Minister Howai, do you want to know how best to stimulate the construction sector?
Firstly, you have already come up with some good policy initiatives targeting three separate segments—end customers; residential developers; and big construction companies.
The reduction in the TTMF mortgage interest rates by two per cent with a low of five per cent and a high of seven per cent will allow marginal people/customers who previously could not afford houses to now qualify for mortgages. This will create jobs for masons, plumbers, and electricians.
Then the tax incentives you are giving for the residential developers to build houses will also assist in the building of more homes. The BOLT (build, operate, lease & transfer) financing arrangements which you propose for your ten large projects such as judicial complexes, hospitals, and roads will also remove the cash-flow pressure from the Government and allow the private sector to step up by bringing its own funding to the table. This will also be a boon to construction activity in this country.

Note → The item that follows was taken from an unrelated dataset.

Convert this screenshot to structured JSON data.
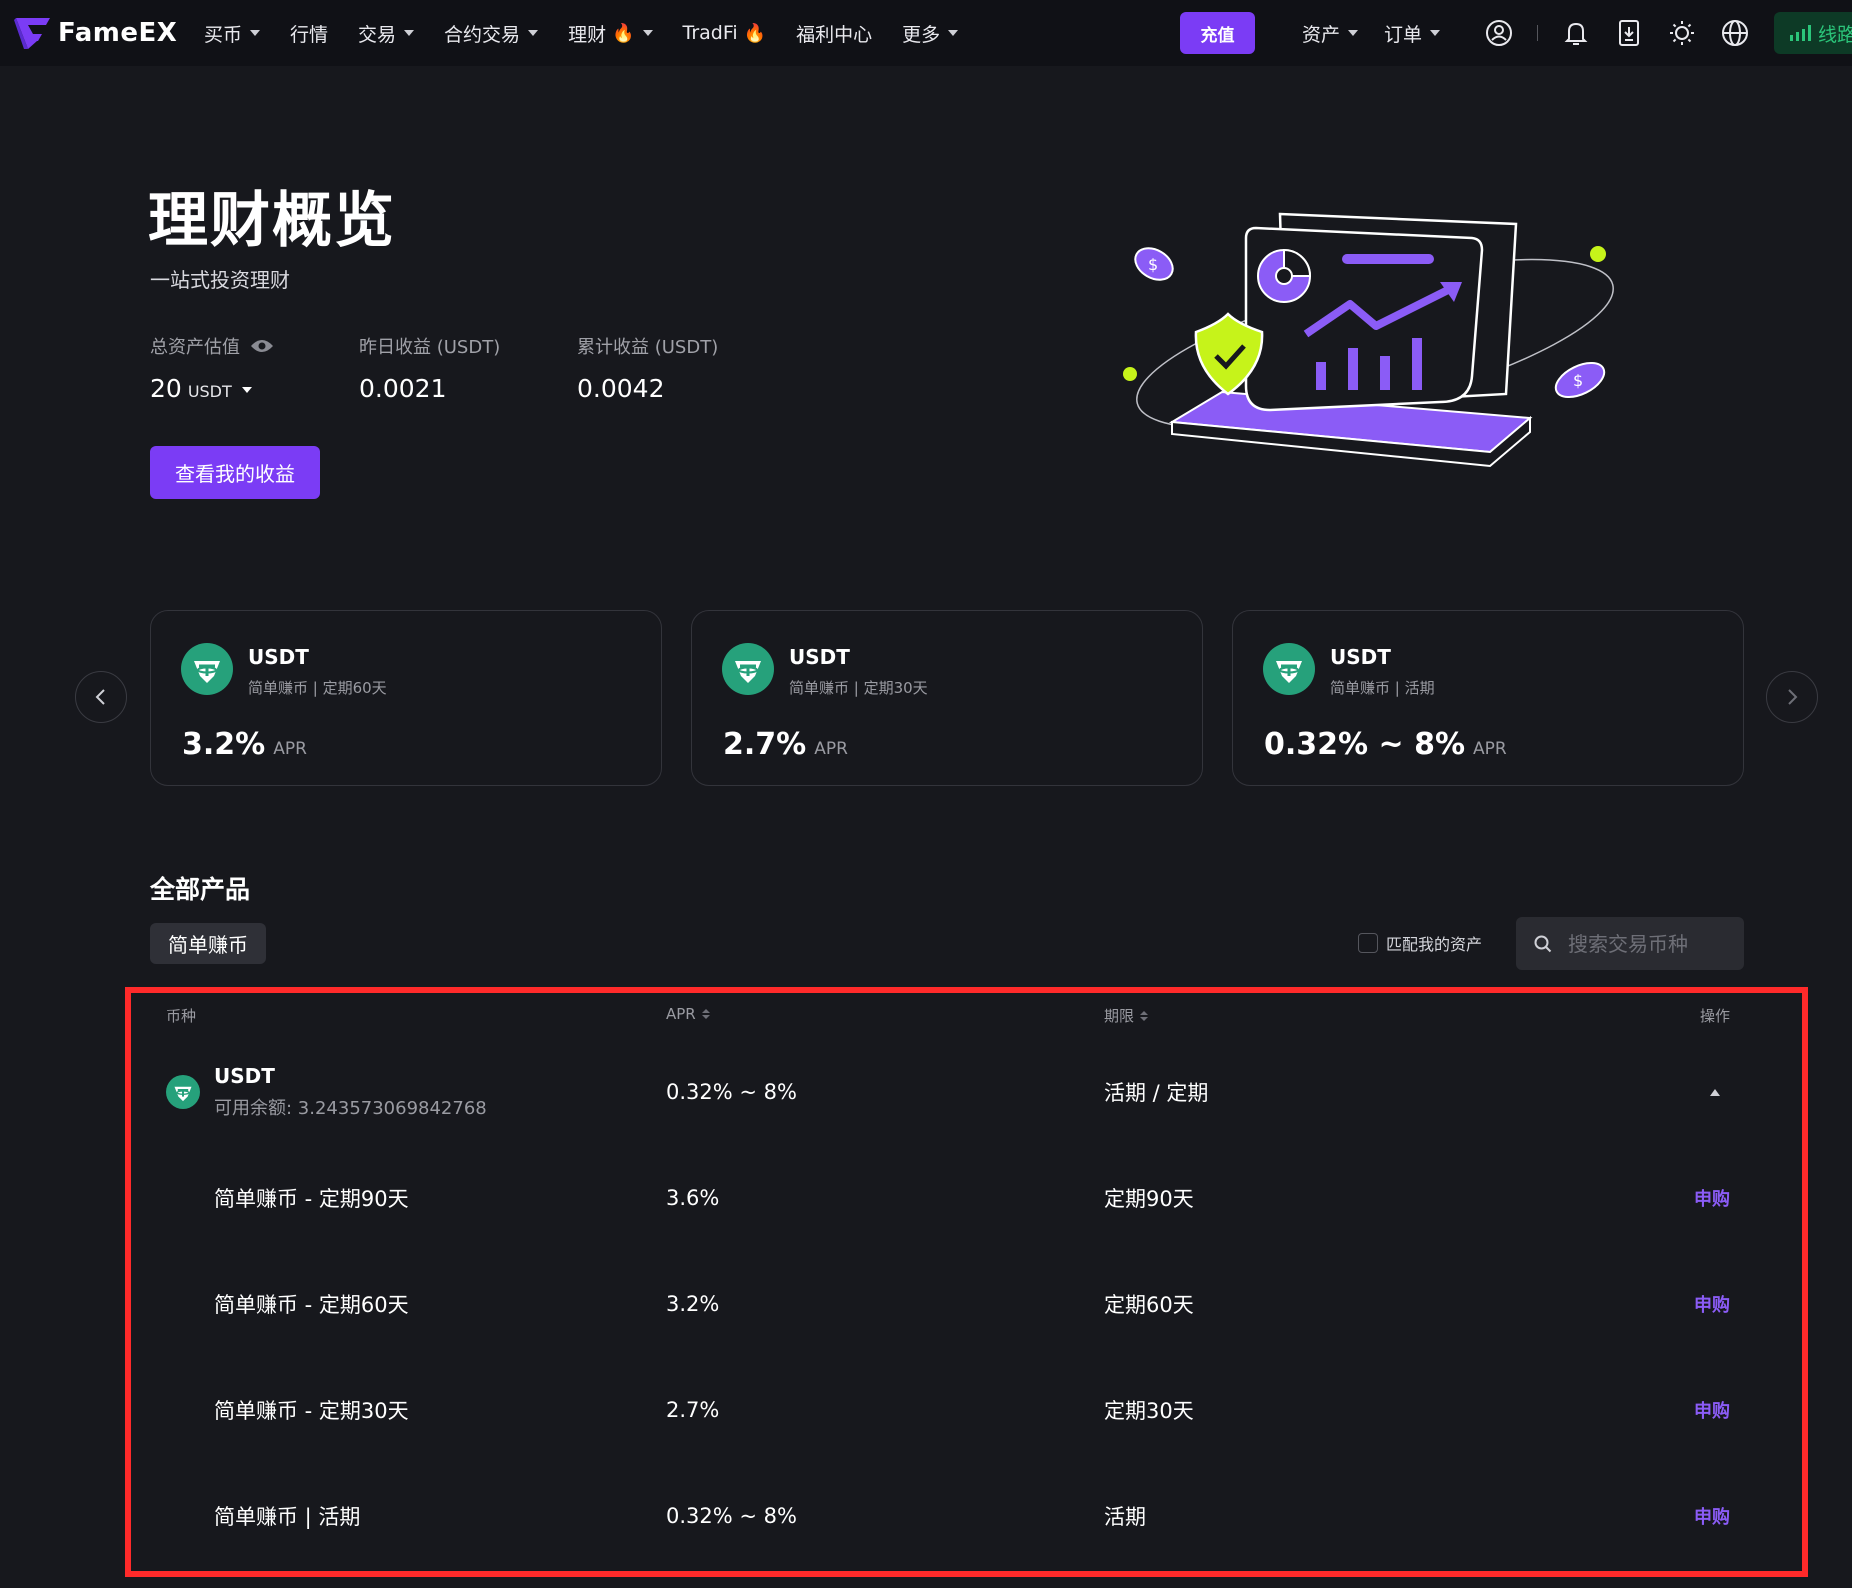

However, besides these policy initiatives there are also structural changes needed to facilitate increased activity. The most urgent of these changes is the revamping of the Town and Country approval process, which takes way too long and is definitely bottlenecking the whole construction system.
I know several contractors who have been waiting for more than two and a half years either for Town and Country staff to come to work, return from holiday or run around to all the various ministerial departments etc.

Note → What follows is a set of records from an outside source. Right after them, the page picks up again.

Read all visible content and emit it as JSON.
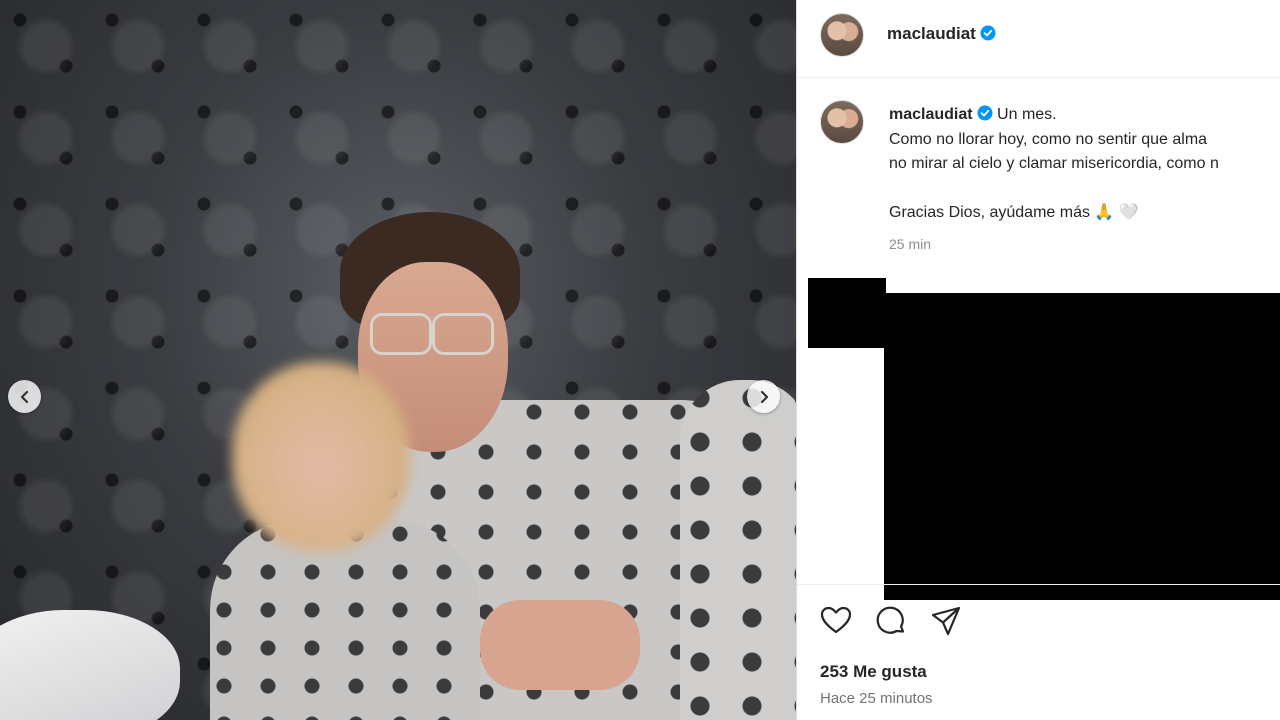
{
  "post": {
    "username": "maclaudiat",
    "verified": true,
    "image_description_icons": [
      "chevron-left-icon",
      "chevron-right-icon"
    ]
  },
  "header": {
    "username": "maclaudiat"
  },
  "caption": {
    "username": "maclaudiat",
    "line1": "Un mes.",
    "line2": "Como no llorar hoy, como no sentir que alma",
    "line3": "no mirar al cielo y clamar misericordia, como n",
    "line4": "Gracias Dios, ayúdame más 🙏 🤍",
    "time": "25 min"
  },
  "actions": {
    "icons": [
      "heart-icon",
      "comment-icon",
      "share-icon"
    ]
  },
  "footer": {
    "likes": "253 Me gusta",
    "time": "Hace 25 minutos"
  },
  "colors": {
    "verified": "#0095f6",
    "text": "#262626",
    "muted": "#8e8e8e"
  }
}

I am recommending a one-stop-shop be set up comprised of all relevant government departments e.g. T&TEC, WASA, T&C, etc. This facility will have to ensure that the median turnaround time on these applications is six months! That's all we—the voting public—are prepared to tolerate.With this change we could easily see a 20 per cent increase in construction activity.
A much more fundamental area needs to be tapped into and this is the low-income housing market. This group of people constitute the largest under-served housing sector.

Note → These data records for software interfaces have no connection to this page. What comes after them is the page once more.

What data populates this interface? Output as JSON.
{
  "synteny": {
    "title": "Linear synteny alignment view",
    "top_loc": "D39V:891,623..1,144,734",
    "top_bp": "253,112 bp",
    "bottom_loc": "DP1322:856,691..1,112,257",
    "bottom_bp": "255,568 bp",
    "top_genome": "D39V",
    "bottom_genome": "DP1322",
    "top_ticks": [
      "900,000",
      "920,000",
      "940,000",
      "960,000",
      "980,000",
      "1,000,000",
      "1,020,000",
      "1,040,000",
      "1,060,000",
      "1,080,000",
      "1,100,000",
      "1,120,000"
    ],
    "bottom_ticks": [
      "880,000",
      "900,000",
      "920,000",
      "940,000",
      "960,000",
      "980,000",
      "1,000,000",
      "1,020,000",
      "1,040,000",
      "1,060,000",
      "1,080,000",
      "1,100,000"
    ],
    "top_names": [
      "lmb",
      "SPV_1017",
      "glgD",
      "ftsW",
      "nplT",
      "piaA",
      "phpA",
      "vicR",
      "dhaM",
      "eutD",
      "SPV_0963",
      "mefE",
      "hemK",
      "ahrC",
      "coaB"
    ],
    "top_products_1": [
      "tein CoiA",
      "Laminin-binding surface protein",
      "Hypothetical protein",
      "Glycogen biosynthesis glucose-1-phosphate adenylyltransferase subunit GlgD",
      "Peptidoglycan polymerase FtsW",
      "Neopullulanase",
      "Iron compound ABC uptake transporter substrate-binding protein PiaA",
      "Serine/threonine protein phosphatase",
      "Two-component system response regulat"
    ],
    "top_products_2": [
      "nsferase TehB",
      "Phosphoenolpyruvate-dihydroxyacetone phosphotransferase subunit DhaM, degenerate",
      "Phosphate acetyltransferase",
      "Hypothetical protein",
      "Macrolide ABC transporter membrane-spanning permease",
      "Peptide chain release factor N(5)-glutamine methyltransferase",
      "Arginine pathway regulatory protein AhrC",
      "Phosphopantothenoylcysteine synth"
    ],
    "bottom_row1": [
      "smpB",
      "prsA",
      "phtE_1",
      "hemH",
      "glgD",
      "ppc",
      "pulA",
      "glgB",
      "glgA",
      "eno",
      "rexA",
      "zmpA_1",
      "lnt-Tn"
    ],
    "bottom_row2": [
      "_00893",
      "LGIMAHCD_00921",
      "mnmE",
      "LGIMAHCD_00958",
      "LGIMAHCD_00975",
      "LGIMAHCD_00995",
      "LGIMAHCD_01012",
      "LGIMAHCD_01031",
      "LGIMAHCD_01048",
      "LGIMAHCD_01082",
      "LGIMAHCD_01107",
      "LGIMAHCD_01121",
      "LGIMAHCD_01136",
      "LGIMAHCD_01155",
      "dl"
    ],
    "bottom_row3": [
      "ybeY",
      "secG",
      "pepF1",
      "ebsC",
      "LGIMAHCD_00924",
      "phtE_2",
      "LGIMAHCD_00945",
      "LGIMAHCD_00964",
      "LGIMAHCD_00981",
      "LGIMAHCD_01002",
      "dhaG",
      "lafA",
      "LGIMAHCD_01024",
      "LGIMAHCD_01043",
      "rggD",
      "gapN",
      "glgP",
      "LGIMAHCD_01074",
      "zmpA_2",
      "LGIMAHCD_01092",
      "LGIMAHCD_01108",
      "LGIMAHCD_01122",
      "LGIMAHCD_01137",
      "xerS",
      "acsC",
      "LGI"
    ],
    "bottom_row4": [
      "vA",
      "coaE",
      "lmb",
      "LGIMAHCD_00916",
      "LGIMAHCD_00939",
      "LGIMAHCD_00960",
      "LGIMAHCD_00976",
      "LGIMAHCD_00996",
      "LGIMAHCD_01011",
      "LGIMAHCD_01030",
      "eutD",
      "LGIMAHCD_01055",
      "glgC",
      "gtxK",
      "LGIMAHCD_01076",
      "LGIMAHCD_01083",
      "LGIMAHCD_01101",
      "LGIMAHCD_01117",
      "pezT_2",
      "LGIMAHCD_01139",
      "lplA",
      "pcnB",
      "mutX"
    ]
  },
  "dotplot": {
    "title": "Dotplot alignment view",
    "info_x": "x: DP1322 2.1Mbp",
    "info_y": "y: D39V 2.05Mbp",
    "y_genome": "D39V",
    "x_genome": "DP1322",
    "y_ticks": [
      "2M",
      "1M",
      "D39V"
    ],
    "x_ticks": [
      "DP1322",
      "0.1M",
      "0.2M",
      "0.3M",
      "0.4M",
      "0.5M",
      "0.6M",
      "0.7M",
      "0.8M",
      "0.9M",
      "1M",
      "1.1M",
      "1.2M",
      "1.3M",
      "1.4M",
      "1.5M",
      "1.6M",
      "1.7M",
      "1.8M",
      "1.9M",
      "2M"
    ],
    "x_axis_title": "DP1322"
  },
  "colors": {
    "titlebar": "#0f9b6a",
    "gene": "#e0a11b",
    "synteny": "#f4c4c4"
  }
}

A two-pronged approach is required to achieve this goal:
The first thing is that these families (129,000) be interviewed by the relevant bank managers in their areas. The bank managers would then be able to "pre-qualify" these customers according to the various price ranges they can afford.
The second thing is with this database of "pre-qualified" customers, the Government could now tell the private sector that if they get the funding to build out these houses–only within the required price ranges–then they (the Government) will give them a guarantee of purchase for all these houses. Obviously "due diligence" has to be done regarding the credibility of these construction companies in terms of their track records, and ability to get the financing. Additionally professional quantity surveying companies will have to sign off before payments are made for the various stages, to ensure accountability.
Why the the Government guarantee? The real reason that low-cost homes are not done by conventional construction companies is because they can't make a profit. The margins are too tight and the rapacious banks' charges are too high….you don't make money.
With a Government guarantee however, you are not limited to dealing with these oligarchic banks in T&T. You can now source external funding from as low as 2 per cent. This drives down your cost of financing and would then allow conventional construction companies to make money by supplying these houses.
Focusing on these low-cost houses by providing these guarantees will satisfy a huge pent-up demand for an important part of our market and will be a big catalyst in stimulating construction activity.